**Task statement:**
Which of the lines below include the word "近一周消费金额"? Pull each one out.

**Component data from apps and pages:**
◇ ◇ ◇ ◇ ◇ ◇ ◇

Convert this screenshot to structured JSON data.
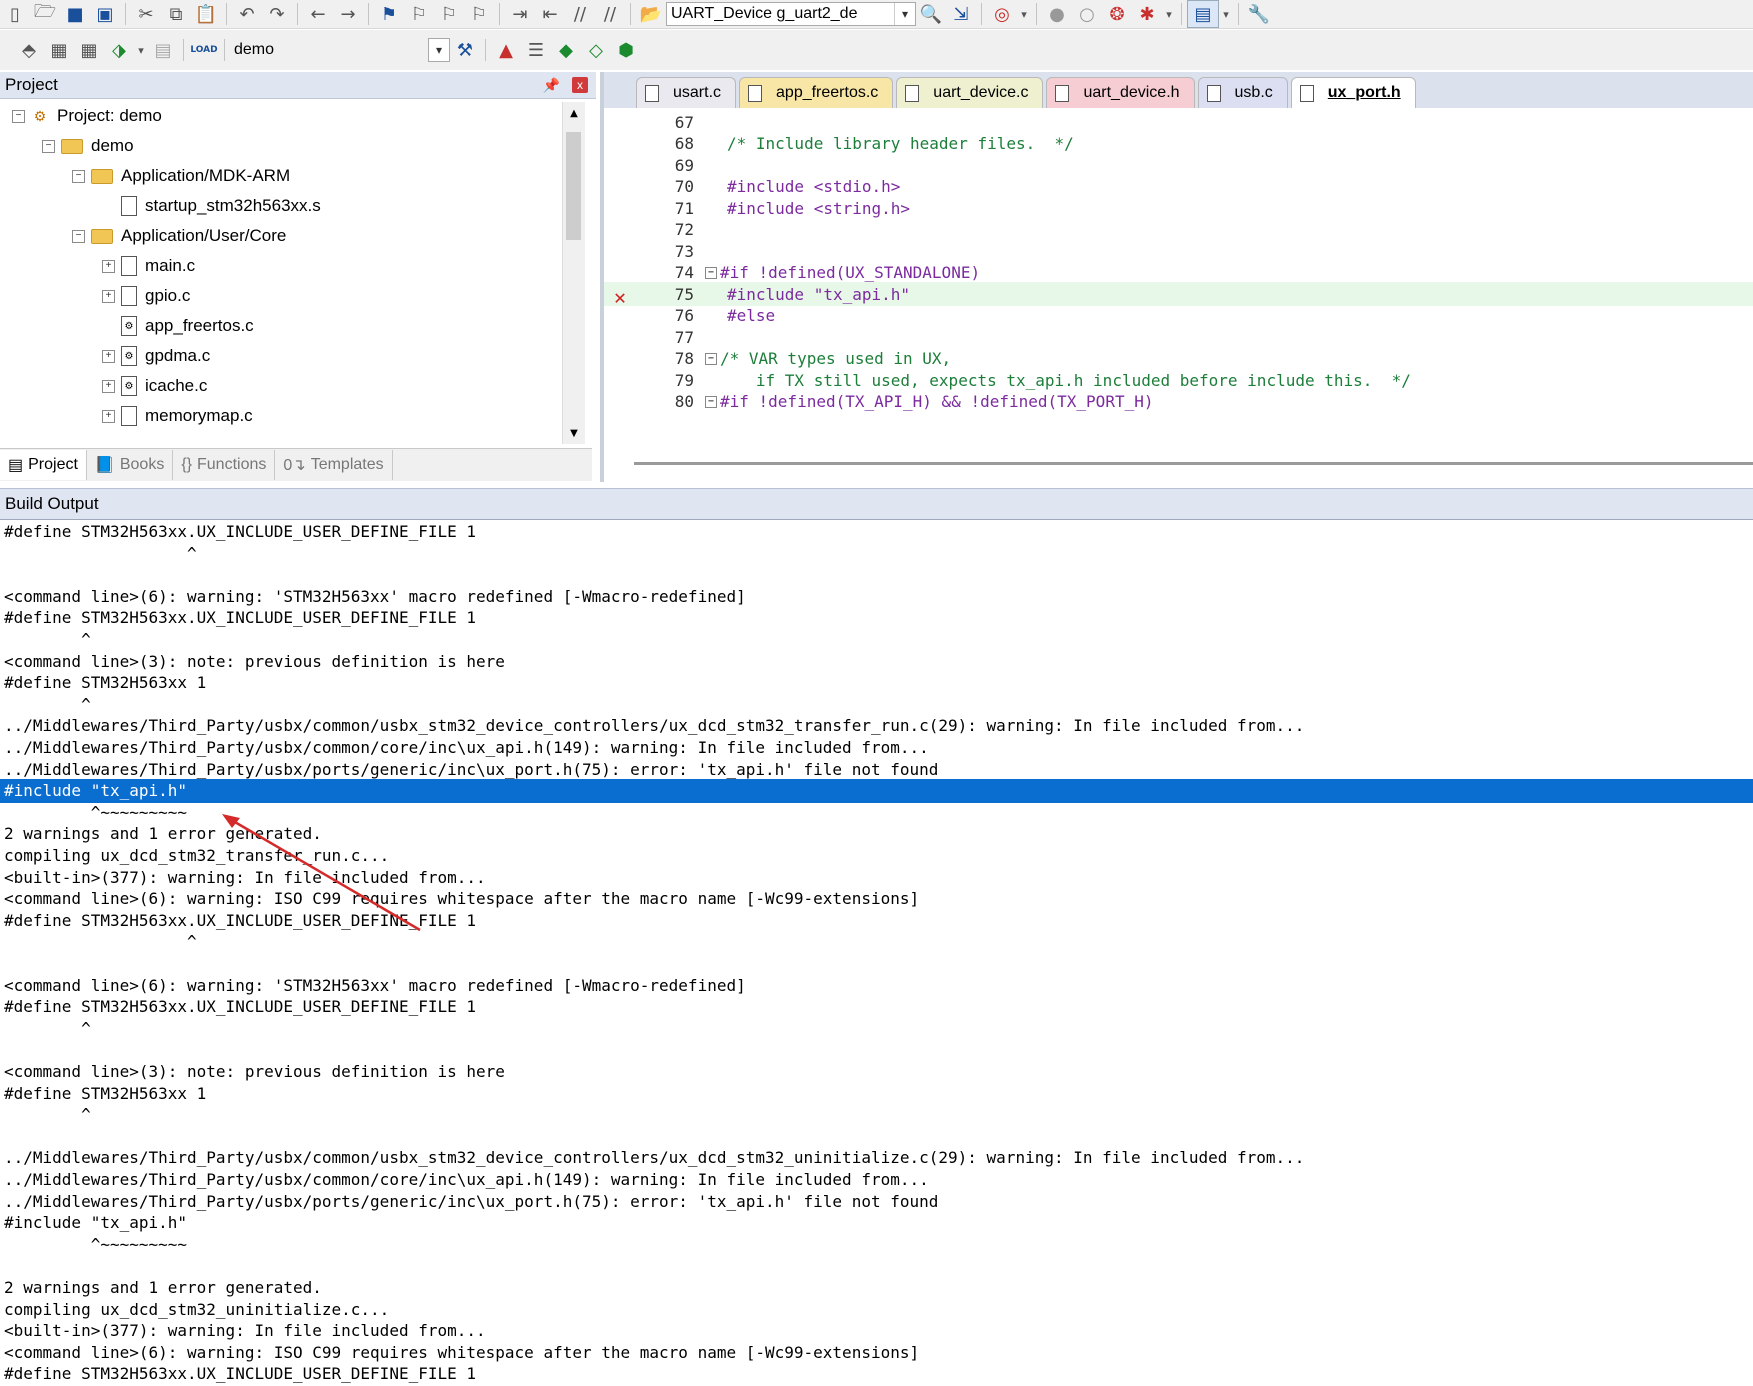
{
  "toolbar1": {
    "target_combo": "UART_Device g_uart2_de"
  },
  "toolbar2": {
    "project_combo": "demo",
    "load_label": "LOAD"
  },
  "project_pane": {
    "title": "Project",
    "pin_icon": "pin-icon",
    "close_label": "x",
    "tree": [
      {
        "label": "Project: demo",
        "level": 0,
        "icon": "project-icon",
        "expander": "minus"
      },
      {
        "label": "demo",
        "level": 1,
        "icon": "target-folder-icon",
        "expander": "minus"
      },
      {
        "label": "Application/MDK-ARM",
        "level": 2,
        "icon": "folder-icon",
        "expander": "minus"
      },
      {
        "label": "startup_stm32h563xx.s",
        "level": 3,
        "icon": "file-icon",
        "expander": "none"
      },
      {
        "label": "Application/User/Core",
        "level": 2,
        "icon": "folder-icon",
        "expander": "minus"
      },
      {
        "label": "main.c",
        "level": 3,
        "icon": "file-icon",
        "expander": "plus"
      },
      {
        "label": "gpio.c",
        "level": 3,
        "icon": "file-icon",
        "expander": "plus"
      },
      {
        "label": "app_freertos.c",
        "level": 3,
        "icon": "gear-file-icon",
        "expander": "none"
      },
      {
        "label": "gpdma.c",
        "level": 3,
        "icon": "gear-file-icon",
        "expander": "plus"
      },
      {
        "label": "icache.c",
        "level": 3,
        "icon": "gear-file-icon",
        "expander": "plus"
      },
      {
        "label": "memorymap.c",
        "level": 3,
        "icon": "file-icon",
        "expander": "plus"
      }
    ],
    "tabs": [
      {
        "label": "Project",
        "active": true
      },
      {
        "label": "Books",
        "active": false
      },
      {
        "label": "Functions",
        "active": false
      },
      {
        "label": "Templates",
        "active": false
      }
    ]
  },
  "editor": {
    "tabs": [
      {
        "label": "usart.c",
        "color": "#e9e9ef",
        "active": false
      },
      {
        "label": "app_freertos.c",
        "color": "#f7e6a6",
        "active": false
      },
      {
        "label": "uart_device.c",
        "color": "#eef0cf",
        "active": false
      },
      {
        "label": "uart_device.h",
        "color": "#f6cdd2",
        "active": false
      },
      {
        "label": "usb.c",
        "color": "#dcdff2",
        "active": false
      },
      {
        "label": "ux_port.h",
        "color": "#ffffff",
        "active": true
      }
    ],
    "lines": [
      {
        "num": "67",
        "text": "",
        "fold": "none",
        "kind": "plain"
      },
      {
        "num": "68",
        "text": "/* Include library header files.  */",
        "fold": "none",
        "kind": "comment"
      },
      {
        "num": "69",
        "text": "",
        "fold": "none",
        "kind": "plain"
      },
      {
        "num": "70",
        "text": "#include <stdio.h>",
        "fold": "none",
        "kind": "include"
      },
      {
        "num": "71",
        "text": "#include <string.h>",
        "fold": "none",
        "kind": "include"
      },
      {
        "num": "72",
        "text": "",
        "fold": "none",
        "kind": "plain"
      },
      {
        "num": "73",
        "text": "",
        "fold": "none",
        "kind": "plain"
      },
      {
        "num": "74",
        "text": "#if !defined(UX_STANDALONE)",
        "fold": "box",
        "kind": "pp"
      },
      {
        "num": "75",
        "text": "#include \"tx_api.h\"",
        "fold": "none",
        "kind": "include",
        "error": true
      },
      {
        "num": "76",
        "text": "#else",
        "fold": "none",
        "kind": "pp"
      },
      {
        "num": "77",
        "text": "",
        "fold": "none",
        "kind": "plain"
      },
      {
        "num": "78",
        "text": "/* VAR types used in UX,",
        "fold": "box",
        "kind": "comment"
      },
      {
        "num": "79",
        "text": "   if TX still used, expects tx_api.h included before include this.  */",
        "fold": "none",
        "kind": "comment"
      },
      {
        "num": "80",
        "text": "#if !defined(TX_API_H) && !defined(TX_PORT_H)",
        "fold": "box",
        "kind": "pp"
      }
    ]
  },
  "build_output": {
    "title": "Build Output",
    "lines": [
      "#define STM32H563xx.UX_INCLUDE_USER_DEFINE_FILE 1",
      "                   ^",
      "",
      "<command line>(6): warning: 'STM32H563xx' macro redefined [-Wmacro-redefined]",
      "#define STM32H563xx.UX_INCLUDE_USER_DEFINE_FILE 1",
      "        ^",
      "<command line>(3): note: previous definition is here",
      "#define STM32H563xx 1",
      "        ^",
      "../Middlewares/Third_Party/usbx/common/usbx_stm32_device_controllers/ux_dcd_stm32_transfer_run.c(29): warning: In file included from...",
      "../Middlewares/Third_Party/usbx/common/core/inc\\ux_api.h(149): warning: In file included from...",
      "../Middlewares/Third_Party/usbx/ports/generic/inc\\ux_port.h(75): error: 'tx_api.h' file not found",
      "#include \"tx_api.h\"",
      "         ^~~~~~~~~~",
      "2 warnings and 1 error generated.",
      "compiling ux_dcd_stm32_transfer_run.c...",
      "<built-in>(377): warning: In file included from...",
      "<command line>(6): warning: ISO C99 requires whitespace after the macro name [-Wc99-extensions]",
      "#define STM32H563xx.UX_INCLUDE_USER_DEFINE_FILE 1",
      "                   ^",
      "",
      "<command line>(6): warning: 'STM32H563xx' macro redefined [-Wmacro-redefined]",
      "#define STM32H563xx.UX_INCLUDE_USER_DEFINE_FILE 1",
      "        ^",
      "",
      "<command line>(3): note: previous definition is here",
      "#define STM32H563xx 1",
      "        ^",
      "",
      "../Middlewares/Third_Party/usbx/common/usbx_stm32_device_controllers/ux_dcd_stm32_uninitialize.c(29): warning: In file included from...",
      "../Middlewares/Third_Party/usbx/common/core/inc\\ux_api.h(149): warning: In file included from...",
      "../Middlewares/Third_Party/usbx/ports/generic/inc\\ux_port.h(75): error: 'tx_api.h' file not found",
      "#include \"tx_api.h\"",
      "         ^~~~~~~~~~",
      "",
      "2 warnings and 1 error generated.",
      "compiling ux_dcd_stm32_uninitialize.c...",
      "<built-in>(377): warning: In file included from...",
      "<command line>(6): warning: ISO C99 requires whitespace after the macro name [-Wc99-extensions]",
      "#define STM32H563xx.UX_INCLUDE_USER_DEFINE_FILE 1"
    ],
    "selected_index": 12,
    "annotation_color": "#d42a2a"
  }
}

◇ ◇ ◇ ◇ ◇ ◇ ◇

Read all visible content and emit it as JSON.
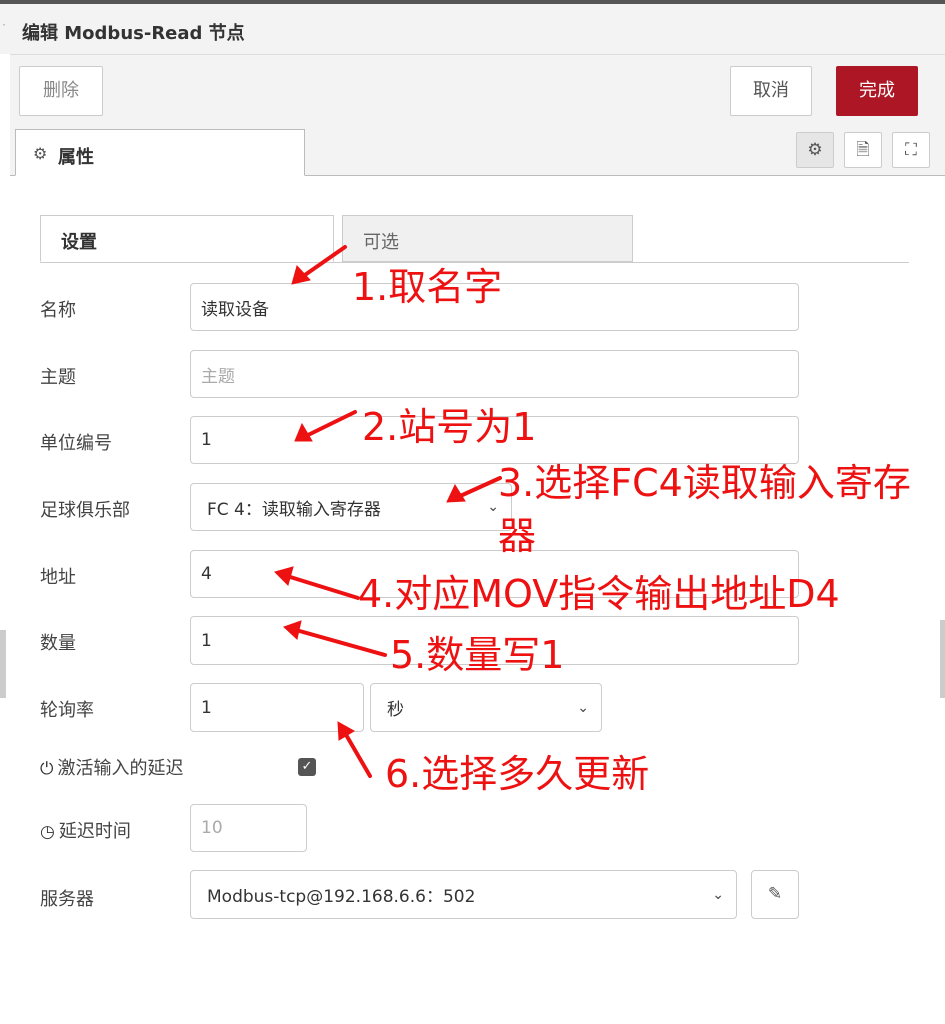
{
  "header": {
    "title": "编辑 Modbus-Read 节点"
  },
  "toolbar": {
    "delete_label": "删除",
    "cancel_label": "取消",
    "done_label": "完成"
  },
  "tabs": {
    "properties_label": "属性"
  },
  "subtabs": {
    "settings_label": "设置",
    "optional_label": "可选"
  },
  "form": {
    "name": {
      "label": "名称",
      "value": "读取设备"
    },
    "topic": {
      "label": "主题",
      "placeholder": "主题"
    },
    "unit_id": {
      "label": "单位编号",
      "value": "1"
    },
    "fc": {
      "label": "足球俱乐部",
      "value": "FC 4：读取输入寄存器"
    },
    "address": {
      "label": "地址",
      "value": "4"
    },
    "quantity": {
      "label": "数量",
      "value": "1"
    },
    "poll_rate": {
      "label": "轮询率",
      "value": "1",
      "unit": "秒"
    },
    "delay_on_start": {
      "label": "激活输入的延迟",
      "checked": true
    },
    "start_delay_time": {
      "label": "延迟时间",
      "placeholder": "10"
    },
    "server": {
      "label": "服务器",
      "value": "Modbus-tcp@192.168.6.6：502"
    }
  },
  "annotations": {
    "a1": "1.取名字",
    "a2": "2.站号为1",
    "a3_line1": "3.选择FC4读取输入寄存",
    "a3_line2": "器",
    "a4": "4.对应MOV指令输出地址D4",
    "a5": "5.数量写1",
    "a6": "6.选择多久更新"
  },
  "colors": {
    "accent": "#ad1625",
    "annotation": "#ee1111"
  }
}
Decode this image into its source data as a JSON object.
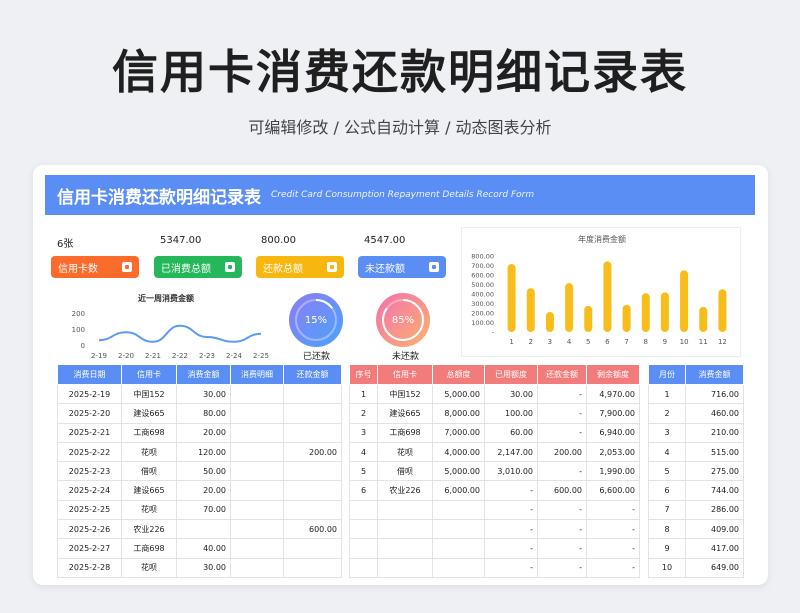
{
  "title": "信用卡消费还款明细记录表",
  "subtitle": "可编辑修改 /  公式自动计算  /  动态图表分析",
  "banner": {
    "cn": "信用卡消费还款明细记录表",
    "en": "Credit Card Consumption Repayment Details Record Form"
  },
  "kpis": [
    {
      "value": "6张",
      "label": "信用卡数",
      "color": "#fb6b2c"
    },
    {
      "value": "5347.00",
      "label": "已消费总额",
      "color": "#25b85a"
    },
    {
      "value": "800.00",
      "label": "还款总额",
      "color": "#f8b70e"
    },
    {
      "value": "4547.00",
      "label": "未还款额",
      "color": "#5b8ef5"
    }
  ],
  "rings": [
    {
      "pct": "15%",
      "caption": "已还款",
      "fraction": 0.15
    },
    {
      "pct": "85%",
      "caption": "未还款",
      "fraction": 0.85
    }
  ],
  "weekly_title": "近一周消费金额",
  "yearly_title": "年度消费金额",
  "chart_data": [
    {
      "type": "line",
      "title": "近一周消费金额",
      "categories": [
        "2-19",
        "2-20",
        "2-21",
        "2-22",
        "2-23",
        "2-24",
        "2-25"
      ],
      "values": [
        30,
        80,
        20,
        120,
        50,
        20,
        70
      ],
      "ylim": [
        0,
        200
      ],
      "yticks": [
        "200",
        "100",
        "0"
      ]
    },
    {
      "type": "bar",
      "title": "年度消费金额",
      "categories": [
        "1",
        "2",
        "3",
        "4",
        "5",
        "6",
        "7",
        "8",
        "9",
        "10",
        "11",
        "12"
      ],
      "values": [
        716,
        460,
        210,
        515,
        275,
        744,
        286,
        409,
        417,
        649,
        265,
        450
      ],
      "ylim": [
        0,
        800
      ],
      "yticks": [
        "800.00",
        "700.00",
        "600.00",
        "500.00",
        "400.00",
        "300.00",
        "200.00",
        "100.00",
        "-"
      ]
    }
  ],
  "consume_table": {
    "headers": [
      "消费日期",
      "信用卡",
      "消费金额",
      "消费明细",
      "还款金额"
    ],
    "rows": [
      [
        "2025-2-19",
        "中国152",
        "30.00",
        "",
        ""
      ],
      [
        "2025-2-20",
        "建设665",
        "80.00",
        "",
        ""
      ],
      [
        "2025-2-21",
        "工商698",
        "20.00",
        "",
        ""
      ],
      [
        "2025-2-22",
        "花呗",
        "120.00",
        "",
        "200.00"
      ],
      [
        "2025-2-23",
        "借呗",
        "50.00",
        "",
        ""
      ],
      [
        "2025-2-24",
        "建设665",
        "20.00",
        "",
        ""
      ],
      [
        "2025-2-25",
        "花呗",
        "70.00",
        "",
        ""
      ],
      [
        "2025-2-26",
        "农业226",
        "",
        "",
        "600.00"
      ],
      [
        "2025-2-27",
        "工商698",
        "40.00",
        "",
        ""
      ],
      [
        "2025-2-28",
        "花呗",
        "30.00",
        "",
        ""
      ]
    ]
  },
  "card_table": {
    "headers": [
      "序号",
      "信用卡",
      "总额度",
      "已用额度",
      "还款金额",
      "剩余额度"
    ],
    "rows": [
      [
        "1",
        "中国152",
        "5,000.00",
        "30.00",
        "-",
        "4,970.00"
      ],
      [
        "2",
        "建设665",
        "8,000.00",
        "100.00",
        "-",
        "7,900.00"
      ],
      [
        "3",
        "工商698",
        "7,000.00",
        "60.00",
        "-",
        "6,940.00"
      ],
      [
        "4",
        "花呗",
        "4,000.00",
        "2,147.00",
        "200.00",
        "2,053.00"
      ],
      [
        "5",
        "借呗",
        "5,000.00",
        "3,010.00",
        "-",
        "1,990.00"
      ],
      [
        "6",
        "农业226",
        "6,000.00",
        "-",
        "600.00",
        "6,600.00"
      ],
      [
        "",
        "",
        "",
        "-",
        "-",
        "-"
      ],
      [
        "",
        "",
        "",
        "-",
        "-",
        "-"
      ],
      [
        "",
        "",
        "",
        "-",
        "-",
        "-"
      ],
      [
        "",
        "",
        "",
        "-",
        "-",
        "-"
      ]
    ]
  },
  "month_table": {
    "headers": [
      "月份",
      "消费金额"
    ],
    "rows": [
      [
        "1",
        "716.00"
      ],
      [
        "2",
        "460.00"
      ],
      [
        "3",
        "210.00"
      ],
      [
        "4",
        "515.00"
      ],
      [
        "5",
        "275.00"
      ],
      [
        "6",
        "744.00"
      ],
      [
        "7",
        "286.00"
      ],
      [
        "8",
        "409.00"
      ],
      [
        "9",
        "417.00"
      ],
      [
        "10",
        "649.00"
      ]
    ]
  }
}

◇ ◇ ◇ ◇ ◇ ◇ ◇

**Exercise answer:**
  "weekly_title": "近一周消费金额",
      "title": "近一周消费金额",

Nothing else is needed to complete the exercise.